Entrapment! - Buju's lawyers claim he was set up; demand details on the police source
Arthur Hall, Senior Staff Reporter
Reggae superstar, Buju Banton, who has been jailed in the United States since December 10, last year.
Lawyers representing dancehall star Buju Banton, real name Mark Myrie, have filed a motion in court demanding the naming of the confidential source who is a key part of the case against the Jamaican.
The lawyers are using an entrapment defence as they try to get Buju freed of charges of conspiracy to possess with intent to distribute five kilograms or more of cocaine, and aiding and abetting the possession of a firearm during the course of an illegal activity.
In court yesterday, the lawyers filed a motion for an order "compelling the government to disclose the identity and location of the confidential informant who was an eyewitness and participant in the events, which are the subject of both counts of the indictment".
According to the document filed in the court: "The informant was clearly an active participant in the entire chain of events."
Buju's lawyers further argue that: "The facts and circumstances of the confidential sources' contacts with Mr Myrie display a deliberate effort by a paid informant to ensnare a perfect stranger, who happened to be sitting next to him on an international flight, into committing a crime, thereby ensuring the informant more money."
The lawyers claim that the informant first met Buju on a flight from Madrid, Spain, to Miami, Florida, on July 26, 2009 by: "Sheer chance, bad luck or other reason to which the defendant is unaware."
According to the lawyers, the police informant spent the next several months trying to convince Buju to purchase cocaine.
They note that, in the papers filed in court by the United States Drug Enforcement Agency (DEA), there is no mention of any contact between Buju and the informant
before December 8, days before he was arrested.
"The confidential source is a paid government informant.

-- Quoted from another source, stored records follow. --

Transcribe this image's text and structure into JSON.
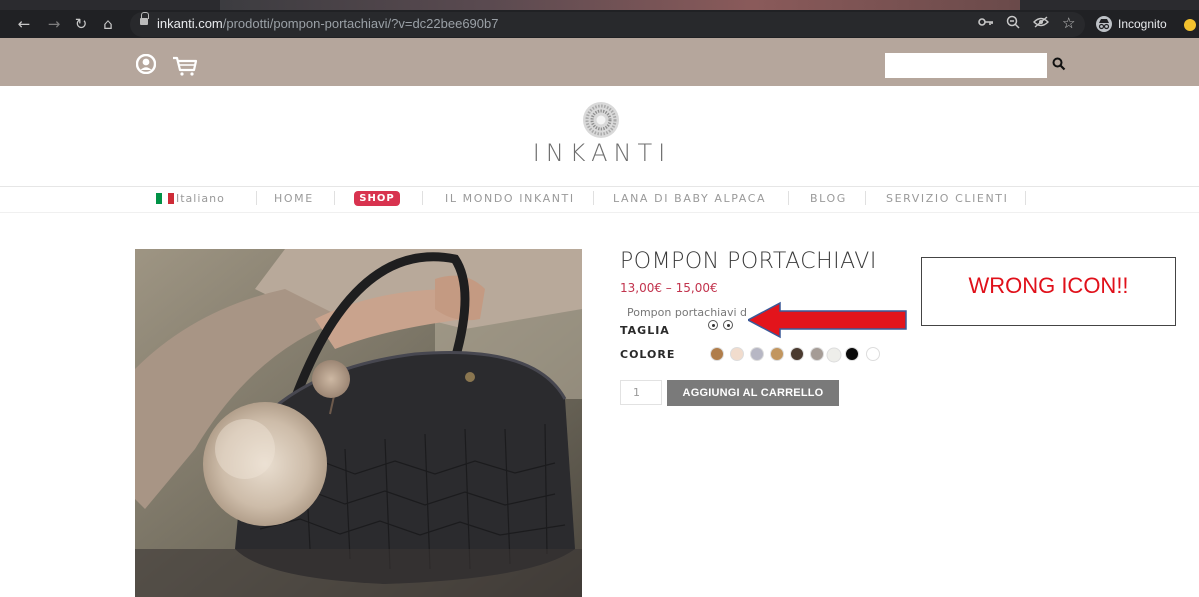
{
  "browser": {
    "url_domain": "inkanti.com",
    "url_path": "/prodotti/pompon-portachiavi/?v=dc22bee690b7",
    "profile_label": "Incognito",
    "icons": [
      "back-icon",
      "forward-icon",
      "reload-icon",
      "home-icon",
      "lock-icon",
      "key-icon",
      "zoom-icon",
      "eye-off-icon",
      "star-icon",
      "incognito-icon"
    ]
  },
  "site_header": {
    "icons": [
      "user-icon",
      "cart-icon",
      "search-icon"
    ],
    "search_value": ""
  },
  "logo": {
    "text": "INKANTI"
  },
  "menu": {
    "language": "Italiano",
    "items": [
      "HOME",
      "SHOP",
      "IL MONDO INKANTI",
      "LANA DI BABY ALPACA",
      "BLOG",
      "SERVIZIO CLIENTI"
    ],
    "active": "SHOP",
    "active_color": "#d8334f",
    "flag_colors": [
      "#009246",
      "#ffffff",
      "#ce2b37"
    ]
  },
  "product": {
    "title": "POMPON PORTACHIAVI",
    "price": "13,00€ – 15,00€",
    "description": "Pompon portachiavi d",
    "size_label": "TAGLIA",
    "size_options": 2,
    "color_label": "COLORE",
    "swatches": [
      "#b07d4a",
      "#f1dccd",
      "#b7b7c4",
      "#c2965f",
      "#4a3a2f",
      "#eeeeea",
      "#a59c96",
      "#0a0a0a"
    ],
    "quantity": "1",
    "add_to_cart": "AGGIUNGI AL CARRELLO"
  },
  "annotation": {
    "text": "WRONG ICON!!",
    "color": "#e0101a"
  }
}
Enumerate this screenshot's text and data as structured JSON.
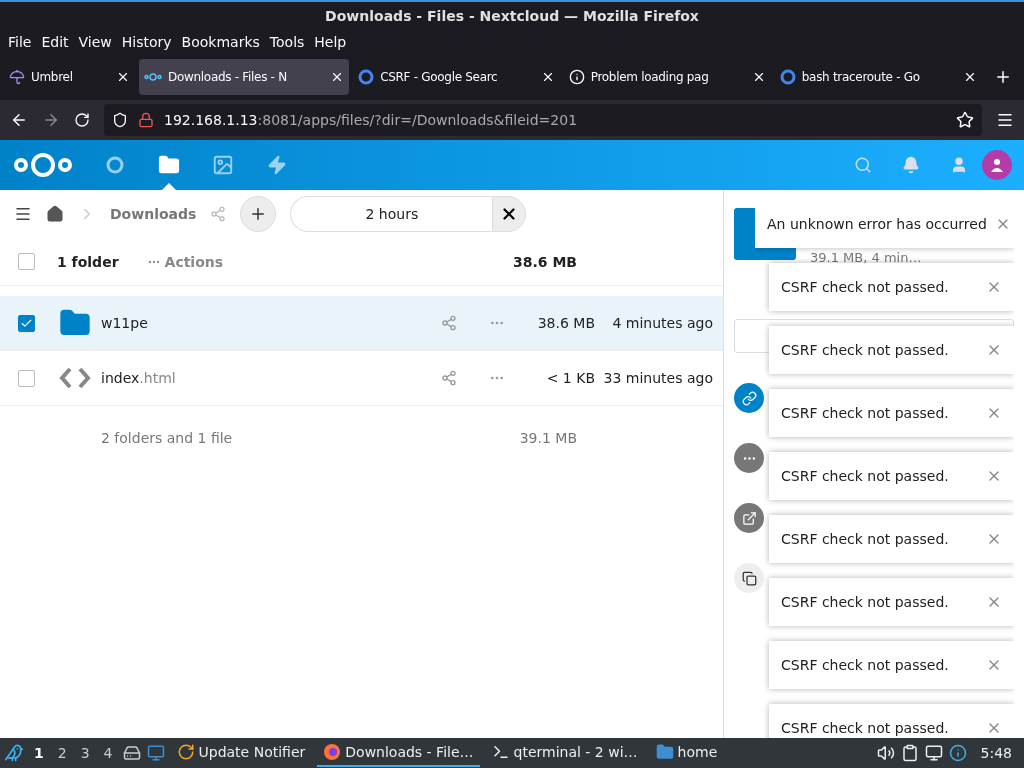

In addition to refusing to disclose the identity, the government has refused to identify the prior cases in which he has been involved, the outcomes of those cases, the amount of money he has earned making cases for the government, or even the amount he has been paid (or expects to be paid) in this case," said Buju's lawyers in the document obtained by The Gleaner.
While citing several legal precedents, Buju's lawyers have also asked the court to direct the prosecution to release all reports that contain the confidential source's alleged conversations with Buju that were not taped or video recorded, and the report(s) summarising what the source claimed were his unrecorded conversations with Buju when they were on that flight.
Requesting payment evidence
The lawyers are also requesting evidence of all payments made by state and federal law enforcement authorities to the confidential source in this case, and in other cases where the source operated as a paid informant.
Buju has been in detention in the United States since December 10 when he was held in Florida after a DEA sting operation, during which his two co-defendants were arrested at a warehouse where they had allegedly gone to buy cocaine.
The dancehall star was not at the warehouse at the time the others were arrested, but the DEA claims it has audio and video evidence of the artiste testing a package of cocaine.
Buju is being represented by prominent US attorneys David Oscar Markus and Marc David Seitles.
He is slated to return to court on February 4 for a status conference before the trial begins in the week of March 1.
The DJ will remain in custody while his attorneys manoeuvre.